(Dataset begins)
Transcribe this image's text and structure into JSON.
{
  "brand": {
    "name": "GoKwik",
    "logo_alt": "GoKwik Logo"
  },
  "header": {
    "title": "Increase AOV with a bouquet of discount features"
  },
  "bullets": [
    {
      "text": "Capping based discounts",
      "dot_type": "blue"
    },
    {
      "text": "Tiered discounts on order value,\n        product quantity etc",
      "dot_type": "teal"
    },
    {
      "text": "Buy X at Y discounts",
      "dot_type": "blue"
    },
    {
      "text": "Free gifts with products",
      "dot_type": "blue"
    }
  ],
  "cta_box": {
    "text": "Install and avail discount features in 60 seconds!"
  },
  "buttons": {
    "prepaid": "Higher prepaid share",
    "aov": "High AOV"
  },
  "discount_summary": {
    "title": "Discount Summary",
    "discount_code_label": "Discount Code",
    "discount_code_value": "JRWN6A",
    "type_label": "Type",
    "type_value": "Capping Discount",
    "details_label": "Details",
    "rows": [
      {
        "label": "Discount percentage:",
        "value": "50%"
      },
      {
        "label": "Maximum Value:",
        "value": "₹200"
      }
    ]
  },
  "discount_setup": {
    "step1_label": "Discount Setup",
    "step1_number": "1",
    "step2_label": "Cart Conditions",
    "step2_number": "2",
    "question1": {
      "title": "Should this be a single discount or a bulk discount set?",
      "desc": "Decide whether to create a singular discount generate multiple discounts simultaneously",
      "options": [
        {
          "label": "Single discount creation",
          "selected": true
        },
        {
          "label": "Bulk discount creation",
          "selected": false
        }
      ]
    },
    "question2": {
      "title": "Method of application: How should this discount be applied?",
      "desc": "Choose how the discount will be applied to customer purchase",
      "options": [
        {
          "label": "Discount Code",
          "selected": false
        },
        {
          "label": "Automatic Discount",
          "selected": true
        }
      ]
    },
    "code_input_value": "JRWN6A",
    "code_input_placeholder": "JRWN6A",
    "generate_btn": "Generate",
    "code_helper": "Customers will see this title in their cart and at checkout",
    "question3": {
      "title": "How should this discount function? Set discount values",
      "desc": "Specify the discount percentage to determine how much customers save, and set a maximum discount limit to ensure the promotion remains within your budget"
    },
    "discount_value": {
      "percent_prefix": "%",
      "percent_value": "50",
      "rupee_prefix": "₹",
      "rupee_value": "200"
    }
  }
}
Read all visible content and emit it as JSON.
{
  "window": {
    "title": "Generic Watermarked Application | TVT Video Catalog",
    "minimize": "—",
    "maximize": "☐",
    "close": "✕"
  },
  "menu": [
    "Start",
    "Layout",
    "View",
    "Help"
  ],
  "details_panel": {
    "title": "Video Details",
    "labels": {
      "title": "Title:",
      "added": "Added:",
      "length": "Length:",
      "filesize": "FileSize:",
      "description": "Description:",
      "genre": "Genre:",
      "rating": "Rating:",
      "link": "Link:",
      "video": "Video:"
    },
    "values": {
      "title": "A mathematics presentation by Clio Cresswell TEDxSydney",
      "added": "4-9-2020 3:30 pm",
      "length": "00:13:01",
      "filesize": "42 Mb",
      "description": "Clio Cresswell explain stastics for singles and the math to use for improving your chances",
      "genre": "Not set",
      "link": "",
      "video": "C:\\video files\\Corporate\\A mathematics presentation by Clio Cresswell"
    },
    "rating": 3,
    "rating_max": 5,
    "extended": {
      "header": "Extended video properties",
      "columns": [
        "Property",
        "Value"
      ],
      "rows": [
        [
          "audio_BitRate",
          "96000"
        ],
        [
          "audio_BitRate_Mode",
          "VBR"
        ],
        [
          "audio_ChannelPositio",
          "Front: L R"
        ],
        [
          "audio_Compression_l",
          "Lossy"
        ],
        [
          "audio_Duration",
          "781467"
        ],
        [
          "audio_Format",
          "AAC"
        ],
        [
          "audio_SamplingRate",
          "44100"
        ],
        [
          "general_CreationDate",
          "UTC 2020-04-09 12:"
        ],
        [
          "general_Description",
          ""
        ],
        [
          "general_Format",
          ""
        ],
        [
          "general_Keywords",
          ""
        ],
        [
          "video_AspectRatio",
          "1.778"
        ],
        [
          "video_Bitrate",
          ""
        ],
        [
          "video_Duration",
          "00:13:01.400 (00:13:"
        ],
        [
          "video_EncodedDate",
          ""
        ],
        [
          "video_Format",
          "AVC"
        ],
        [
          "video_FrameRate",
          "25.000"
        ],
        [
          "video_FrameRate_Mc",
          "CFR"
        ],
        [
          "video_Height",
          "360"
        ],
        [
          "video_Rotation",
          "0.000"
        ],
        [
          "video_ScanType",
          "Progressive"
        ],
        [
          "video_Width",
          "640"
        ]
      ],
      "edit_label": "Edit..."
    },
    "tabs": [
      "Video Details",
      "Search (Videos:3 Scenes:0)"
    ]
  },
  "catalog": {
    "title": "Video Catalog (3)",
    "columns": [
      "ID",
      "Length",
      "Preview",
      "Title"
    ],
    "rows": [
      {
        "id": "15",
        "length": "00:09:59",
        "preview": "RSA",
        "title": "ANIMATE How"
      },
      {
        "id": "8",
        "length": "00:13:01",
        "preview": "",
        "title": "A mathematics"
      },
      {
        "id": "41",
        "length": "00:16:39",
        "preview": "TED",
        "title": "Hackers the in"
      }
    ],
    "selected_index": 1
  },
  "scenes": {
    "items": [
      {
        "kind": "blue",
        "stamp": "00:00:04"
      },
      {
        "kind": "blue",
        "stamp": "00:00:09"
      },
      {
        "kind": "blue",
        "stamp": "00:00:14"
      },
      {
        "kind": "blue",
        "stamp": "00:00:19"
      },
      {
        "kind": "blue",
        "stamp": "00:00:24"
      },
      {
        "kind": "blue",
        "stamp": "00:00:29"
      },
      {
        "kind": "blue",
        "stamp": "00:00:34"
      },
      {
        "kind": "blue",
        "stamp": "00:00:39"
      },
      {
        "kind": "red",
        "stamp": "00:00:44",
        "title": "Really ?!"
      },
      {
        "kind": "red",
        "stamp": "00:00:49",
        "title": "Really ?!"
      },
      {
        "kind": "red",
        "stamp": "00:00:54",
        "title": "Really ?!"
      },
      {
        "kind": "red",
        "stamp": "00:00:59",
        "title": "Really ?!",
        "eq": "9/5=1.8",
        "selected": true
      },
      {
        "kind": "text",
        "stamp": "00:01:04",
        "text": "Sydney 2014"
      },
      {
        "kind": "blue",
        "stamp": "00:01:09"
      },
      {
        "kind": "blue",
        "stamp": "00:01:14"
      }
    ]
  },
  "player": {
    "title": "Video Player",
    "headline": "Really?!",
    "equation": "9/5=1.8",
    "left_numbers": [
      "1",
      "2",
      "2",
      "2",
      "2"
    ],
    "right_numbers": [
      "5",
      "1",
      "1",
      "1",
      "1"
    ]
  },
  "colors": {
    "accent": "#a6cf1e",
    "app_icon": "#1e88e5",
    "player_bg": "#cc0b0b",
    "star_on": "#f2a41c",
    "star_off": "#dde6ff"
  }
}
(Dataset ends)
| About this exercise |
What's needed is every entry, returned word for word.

| Answer space |
Transcribe this image's text and structure into JSON.
{
  "brand": {
    "name": "GoKwik",
    "logo_alt": "GoKwik Logo"
  },
  "header": {
    "title": "Increase AOV with a bouquet of discount features"
  },
  "bullets": [
    {
      "text": "Capping based discounts",
      "dot_type": "blue"
    },
    {
      "text": "Tiered discounts on order value,\n        product quantity etc",
      "dot_type": "teal"
    },
    {
      "text": "Buy X at Y discounts",
      "dot_type": "blue"
    },
    {
      "text": "Free gifts with products",
      "dot_type": "blue"
    }
  ],
  "cta_box": {
    "text": "Install and avail discount features in 60 seconds!"
  },
  "buttons": {
    "prepaid": "Higher prepaid share",
    "aov": "High AOV"
  },
  "discount_summary": {
    "title": "Discount Summary",
    "discount_code_label": "Discount Code",
    "discount_code_value": "JRWN6A",
    "type_label": "Type",
    "type_value": "Capping Discount",
    "details_label": "Details",
    "rows": [
      {
        "label": "Discount percentage:",
        "value": "50%"
      },
      {
        "label": "Maximum Value:",
        "value": "₹200"
      }
    ]
  },
  "discount_setup": {
    "step1_label": "Discount Setup",
    "step1_number": "1",
    "step2_label": "Cart Conditions",
    "step2_number": "2",
    "question1": {
      "title": "Should this be a single discount or a bulk discount set?",
      "desc": "Decide whether to create a singular discount generate multiple discounts simultaneously",
      "options": [
        {
          "label": "Single discount creation",
          "selected": true
        },
        {
          "label": "Bulk discount creation",
          "selected": false
        }
      ]
    },
    "question2": {
      "title": "Method of application: How should this discount be applied?",
      "desc": "Choose how the discount will be applied to customer purchase",
      "options": [
        {
          "label": "Discount Code",
          "selected": false
        },
        {
          "label": "Automatic Discount",
          "selected": true
        }
      ]
    },
    "code_input_value": "JRWN6A",
    "code_input_placeholder": "JRWN6A",
    "generate_btn": "Generate",
    "code_helper": "Customers will see this title in their cart and at checkout",
    "question3": {
      "title": "How should this discount function? Set discount values",
      "desc": "Specify the discount percentage to determine how much customers save, and set a maximum discount limit to ensure the promotion remains within your budget"
    },
    "discount_value": {
      "percent_prefix": "%",
      "percent_value": "50",
      "rupee_prefix": "₹",
      "rupee_value": "200"
    }
  }
}
Read all visible content and emit it as JSON.
{
  "window": {
    "title": "Generic Watermarked Application | TVT Video Catalog",
    "minimize": "—",
    "maximize": "☐",
    "close": "✕"
  },
  "menu": [
    "Start",
    "Layout",
    "View",
    "Help"
  ],
  "details_panel": {
    "title": "Video Details",
    "labels": {
      "title": "Title:",
      "added": "Added:",
      "length": "Length:",
      "filesize": "FileSize:",
      "description": "Description:",
      "genre": "Genre:",
      "rating": "Rating:",
      "link": "Link:",
      "video": "Video:"
    },
    "values": {
      "title": "A mathematics presentation by Clio Cresswell TEDxSydney",
      "added": "4-9-2020 3:30 pm",
      "length": "00:13:01",
      "filesize": "42 Mb",
      "description": "Clio Cresswell explain stastics for singles and the math to use for improving your chances",
      "genre": "Not set",
      "link": "",
      "video": "C:\\video files\\Corporate\\A mathematics presentation by Clio Cresswell"
    },
    "rating": 3,
    "rating_max": 5,
    "extended": {
      "header": "Extended video properties",
      "columns": [
        "Property",
        "Value"
      ],
      "rows": [
        [
          "audio_BitRate",
          "96000"
        ],
        [
          "audio_BitRate_Mode",
          "VBR"
        ],
        [
          "audio_ChannelPositio",
          "Front: L R"
        ],
        [
          "audio_Compression_l",
          "Lossy"
        ],
        [
          "audio_Duration",
          "781467"
        ],
        [
          "audio_Format",
          "AAC"
        ],
        [
          "audio_SamplingRate",
          "44100"
        ],
        [
          "general_CreationDate",
          "UTC 2020-04-09 12:"
        ],
        [
          "general_Description",
          ""
        ],
        [
          "general_Format",
          ""
        ],
        [
          "general_Keywords",
          ""
        ],
        [
          "video_AspectRatio",
          "1.778"
        ],
        [
          "video_Bitrate",
          ""
        ],
        [
          "video_Duration",
          "00:13:01.400 (00:13:"
        ],
        [
          "video_EncodedDate",
          ""
        ],
        [
          "video_Format",
          "AVC"
        ],
        [
          "video_FrameRate",
          "25.000"
        ],
        [
          "video_FrameRate_Mc",
          "CFR"
        ],
        [
          "video_Height",
          "360"
        ],
        [
          "video_Rotation",
          "0.000"
        ],
        [
          "video_ScanType",
          "Progressive"
        ],
        [
          "video_Width",
          "640"
        ]
      ],
      "edit_label": "Edit..."
    },
    "tabs": [
      "Video Details",
      "Search (Videos:3 Scenes:0)"
    ]
  },
  "catalog": {
    "title": "Video Catalog (3)",
    "columns": [
      "ID",
      "Length",
      "Preview",
      "Title"
    ],
    "rows": [
      {
        "id": "15",
        "length": "00:09:59",
        "preview": "RSA",
        "title": "ANIMATE How"
      },
      {
        "id": "8",
        "length": "00:13:01",
        "preview": "",
        "title": "A mathematics"
      },
      {
        "id": "41",
        "length": "00:16:39",
        "preview": "TED",
        "title": "Hackers the in"
      }
    ],
    "selected_index": 1
  },
  "scenes": {
    "items": [
      {
        "kind": "blue",
        "stamp": "00:00:04"
      },
      {
        "kind": "blue",
        "stamp": "00:00:09"
      },
      {
        "kind": "blue",
        "stamp": "00:00:14"
      },
      {
        "kind": "blue",
        "stamp": "00:00:19"
      },
      {
        "kind": "blue",
        "stamp": "00:00:24"
      },
      {
        "kind": "blue",
        "stamp": "00:00:29"
      },
      {
        "kind": "blue",
        "stamp": "00:00:34"
      },
      {
        "kind": "blue",
        "stamp": "00:00:39"
      },
      {
        "kind": "red",
        "stamp": "00:00:44",
        "title": "Really ?!"
      },
      {
        "kind": "red",
        "stamp": "00:00:49",
        "title": "Really ?!"
      },
      {
        "kind": "red",
        "stamp": "00:00:54",
        "title": "Really ?!"
      },
      {
        "kind": "red",
        "stamp": "00:00:59",
        "title": "Really ?!",
        "eq": "9/5=1.8",
        "selected": true
      },
      {
        "kind": "text",
        "stamp": "00:01:04",
        "text": "Sydney 2014"
      },
      {
        "kind": "blue",
        "stamp": "00:01:09"
      },
      {
        "kind": "blue",
        "stamp": "00:01:14"
      }
    ]
  },
  "player": {
    "title": "Video Player",
    "headline": "Really?!",
    "equation": "9/5=1.8",
    "left_numbers": [
      "1",
      "2",
      "2",
      "2",
      "2"
    ],
    "right_numbers": [
      "5",
      "1",
      "1",
      "1",
      "1"
    ]
  },
  "colors": {
    "accent": "#a6cf1e",
    "app_icon": "#1e88e5",
    "player_bg": "#cc0b0b",
    "star_on": "#f2a41c",
    "star_off": "#dde6ff"
  }
}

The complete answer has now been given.